Mahon “was a terrific supporter of the military,” Lombard said. Lombard’s son Eddie joined the U.S. Air Force and served three tours of duty as a fighter pilot in Iraq, rising to the rank of colonel.

Other favorites of Lombard were Pennsylvania Democrat Jack Murtha, California Republican congressman Jerry Lewis and California Democrat congressman Vic Fazio. “These were all great people,” he said.

He spent a lot of time on meetings with O’Neill. Lombard would sometimes sit in on meetings between representatives and senators, including when Sen. Trent Lott was majority leader in the 1990s.

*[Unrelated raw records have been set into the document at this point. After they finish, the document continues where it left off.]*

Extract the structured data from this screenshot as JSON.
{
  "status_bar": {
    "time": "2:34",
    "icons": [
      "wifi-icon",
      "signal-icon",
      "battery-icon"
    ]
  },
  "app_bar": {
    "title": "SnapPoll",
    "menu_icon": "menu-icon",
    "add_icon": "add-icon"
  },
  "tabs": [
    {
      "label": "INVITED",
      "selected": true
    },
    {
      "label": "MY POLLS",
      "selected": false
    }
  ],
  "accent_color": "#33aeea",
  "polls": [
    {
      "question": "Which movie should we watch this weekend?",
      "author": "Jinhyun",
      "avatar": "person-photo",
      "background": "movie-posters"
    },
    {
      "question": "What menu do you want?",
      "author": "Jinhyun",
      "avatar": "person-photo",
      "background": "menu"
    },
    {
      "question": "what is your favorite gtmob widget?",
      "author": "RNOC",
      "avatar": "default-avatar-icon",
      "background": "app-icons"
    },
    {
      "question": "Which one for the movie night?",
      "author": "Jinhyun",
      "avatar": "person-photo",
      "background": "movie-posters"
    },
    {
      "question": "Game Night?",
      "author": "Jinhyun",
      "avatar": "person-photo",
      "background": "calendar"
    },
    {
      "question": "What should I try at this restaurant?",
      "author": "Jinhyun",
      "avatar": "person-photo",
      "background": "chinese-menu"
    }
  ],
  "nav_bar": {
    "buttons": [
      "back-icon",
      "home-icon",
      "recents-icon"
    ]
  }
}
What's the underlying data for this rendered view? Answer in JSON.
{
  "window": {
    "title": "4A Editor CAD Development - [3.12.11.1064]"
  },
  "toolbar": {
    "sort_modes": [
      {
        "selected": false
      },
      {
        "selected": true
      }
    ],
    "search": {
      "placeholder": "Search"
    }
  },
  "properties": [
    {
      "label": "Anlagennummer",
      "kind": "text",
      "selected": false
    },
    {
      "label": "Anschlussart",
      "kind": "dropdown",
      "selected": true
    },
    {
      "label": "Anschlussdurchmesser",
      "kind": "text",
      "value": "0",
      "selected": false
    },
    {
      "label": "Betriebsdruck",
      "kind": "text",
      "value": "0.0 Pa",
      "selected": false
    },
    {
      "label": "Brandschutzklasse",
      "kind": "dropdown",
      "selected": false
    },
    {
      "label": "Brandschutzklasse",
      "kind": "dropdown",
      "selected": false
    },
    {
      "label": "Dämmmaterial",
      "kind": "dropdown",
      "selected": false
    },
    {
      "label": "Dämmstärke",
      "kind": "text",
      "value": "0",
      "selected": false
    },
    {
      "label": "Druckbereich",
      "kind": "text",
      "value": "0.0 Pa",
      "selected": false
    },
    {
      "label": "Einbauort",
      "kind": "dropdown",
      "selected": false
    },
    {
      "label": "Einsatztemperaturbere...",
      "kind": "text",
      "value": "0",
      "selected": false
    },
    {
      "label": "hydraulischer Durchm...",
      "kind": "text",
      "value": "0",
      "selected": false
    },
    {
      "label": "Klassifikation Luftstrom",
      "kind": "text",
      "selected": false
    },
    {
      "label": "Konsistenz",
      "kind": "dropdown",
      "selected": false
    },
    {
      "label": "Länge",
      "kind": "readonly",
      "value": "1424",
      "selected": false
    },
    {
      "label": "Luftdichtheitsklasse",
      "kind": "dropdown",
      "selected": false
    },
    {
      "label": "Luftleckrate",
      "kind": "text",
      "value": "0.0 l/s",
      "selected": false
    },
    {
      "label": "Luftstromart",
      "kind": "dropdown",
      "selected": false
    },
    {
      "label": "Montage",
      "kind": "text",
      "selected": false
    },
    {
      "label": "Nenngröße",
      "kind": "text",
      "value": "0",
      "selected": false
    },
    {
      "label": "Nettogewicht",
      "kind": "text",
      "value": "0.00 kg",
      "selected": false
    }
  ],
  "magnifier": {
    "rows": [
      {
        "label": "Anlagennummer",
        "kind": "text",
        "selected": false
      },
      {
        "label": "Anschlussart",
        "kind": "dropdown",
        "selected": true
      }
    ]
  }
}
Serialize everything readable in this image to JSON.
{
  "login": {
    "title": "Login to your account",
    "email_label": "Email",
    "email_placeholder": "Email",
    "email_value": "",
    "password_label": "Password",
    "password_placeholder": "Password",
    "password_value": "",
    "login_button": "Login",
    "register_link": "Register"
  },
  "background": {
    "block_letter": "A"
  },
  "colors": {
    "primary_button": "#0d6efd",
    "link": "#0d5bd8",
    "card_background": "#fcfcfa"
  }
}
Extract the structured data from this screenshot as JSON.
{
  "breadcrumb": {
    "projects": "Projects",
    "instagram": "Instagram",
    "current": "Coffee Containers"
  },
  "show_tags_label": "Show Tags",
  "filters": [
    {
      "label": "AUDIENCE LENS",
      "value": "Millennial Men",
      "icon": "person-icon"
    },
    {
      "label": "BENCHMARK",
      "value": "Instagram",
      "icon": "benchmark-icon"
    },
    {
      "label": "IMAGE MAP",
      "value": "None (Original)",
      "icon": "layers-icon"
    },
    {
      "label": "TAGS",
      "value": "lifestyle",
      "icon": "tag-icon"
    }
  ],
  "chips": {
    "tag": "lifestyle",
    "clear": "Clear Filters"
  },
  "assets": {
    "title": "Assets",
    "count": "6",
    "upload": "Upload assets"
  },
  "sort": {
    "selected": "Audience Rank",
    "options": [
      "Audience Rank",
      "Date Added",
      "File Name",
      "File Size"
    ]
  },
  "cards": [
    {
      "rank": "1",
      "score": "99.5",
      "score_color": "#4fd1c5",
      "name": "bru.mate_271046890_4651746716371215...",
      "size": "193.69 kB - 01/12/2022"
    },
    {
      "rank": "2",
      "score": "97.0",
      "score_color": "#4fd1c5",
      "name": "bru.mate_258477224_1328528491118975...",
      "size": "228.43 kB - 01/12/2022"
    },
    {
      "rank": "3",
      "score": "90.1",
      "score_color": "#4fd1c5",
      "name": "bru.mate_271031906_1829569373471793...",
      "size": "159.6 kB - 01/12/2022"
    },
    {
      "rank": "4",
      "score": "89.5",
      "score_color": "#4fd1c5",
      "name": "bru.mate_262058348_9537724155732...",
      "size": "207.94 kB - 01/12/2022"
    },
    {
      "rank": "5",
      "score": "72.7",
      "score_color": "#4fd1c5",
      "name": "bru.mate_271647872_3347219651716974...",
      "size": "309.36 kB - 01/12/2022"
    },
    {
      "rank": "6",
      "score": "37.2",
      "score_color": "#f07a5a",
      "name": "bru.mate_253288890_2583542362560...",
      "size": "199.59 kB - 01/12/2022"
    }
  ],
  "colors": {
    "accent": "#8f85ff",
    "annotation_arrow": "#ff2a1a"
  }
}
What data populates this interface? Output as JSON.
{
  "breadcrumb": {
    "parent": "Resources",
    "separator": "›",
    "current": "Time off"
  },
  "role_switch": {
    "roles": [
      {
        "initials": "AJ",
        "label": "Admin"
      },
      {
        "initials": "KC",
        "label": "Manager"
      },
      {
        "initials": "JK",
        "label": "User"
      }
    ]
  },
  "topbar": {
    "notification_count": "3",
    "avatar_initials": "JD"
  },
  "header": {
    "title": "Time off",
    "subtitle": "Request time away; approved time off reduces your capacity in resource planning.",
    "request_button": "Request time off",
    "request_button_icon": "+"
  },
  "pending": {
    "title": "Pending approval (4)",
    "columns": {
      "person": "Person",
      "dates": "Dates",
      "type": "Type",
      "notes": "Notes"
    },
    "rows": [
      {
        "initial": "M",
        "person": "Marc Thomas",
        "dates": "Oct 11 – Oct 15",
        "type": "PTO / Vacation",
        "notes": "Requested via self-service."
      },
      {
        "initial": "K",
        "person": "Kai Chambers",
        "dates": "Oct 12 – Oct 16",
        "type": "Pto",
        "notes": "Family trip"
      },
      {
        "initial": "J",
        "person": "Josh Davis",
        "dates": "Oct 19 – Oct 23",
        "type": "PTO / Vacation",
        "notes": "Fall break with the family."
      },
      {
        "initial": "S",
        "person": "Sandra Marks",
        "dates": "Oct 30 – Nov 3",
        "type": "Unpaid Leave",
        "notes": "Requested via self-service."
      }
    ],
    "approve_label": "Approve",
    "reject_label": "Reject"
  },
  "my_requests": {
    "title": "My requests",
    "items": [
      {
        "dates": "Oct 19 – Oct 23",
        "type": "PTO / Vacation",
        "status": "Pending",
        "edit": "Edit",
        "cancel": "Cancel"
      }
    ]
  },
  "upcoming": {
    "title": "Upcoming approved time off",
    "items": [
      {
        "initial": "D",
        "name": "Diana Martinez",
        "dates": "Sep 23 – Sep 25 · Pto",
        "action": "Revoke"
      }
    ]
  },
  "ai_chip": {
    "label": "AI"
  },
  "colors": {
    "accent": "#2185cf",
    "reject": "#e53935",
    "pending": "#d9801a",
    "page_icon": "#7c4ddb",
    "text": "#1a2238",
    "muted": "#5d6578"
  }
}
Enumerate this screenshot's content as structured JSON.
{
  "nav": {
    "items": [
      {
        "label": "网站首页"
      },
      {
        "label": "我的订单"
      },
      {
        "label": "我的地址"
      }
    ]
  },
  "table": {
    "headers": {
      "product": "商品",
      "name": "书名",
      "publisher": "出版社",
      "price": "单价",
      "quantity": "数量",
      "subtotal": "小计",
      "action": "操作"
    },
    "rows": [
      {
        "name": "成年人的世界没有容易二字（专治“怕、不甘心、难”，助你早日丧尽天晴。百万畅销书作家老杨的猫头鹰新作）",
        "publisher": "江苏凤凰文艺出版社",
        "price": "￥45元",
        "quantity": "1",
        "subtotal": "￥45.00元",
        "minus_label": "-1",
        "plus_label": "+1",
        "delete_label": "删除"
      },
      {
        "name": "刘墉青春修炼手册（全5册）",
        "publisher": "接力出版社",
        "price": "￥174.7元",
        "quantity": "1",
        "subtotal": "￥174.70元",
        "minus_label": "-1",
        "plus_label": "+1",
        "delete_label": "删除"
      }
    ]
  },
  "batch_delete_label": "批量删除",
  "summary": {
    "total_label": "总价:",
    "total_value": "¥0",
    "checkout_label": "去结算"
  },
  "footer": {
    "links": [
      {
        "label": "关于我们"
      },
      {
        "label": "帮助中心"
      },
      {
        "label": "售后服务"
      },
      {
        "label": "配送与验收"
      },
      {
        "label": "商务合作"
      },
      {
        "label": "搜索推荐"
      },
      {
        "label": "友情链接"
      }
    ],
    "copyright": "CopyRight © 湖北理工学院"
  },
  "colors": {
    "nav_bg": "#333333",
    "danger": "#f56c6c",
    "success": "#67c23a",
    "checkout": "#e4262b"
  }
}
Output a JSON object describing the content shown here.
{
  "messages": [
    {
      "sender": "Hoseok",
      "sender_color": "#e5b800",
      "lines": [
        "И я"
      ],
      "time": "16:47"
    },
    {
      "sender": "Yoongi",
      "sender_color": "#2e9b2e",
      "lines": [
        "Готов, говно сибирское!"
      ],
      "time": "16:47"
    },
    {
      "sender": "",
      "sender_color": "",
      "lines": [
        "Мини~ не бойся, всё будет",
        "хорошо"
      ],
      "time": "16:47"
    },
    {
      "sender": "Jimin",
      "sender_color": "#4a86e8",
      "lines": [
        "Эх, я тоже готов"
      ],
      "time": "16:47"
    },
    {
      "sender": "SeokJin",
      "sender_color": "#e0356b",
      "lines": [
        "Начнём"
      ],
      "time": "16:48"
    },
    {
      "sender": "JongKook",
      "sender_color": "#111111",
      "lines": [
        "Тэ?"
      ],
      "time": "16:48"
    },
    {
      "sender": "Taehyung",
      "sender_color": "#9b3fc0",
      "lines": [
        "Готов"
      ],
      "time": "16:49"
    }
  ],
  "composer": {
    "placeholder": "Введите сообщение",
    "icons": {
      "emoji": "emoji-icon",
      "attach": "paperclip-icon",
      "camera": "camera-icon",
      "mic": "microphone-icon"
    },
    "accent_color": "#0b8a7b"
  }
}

Rep. Dave Obey (D-Wisconsin), who served for 42 years in the House, was a “great friend” to Lombard. “Very acerbic,” Lombard said. “Back then, he was considered a liberal but today he would be a moderate.”

He would retire in 2001 but was brought back on as a consultant for a couple years following the events of 9/11.

It was September 11, when Lombard looked out his office window and saw the damage done to the Pentagon. “I saw the smoke coming out of the Pentagon,” he said. “I didn’t know what was happening.” After watching the news reports, he learned they had been attacked. “It was a really frightening experience.”

“I was a stickler for the rules. They protected the minority as well as the majority,” he said. His knowledge for the rules in the House were important in order to get legislation through the procedures overseen by the parliamentarian. “There were a lot of lawyers in the House,” he said.

Lombard followed his parents to Fort Myers Beach. “My dad was in the construction business and he used to come to Florida a lot during the winter,” Lombard said. “They bought back in the early ’80s. My wife (Shirley) and I started coming down here soon after that.”

As a member of the audit committee with a deep background in dealing with numbers, Lombard is confident in saying the town’s finances are solid. He said the audit committee has helped develop some of the policies enacted by the town, including investment and wire transfer policies. The committee has also reviewed the town’s audits of the finance departments.

“We’ve got a really solid reserve program,” Lombard said. He said the town has been able to set aside some of its surplus funds into state securities.

“I think the town’s finances are really in good shape.”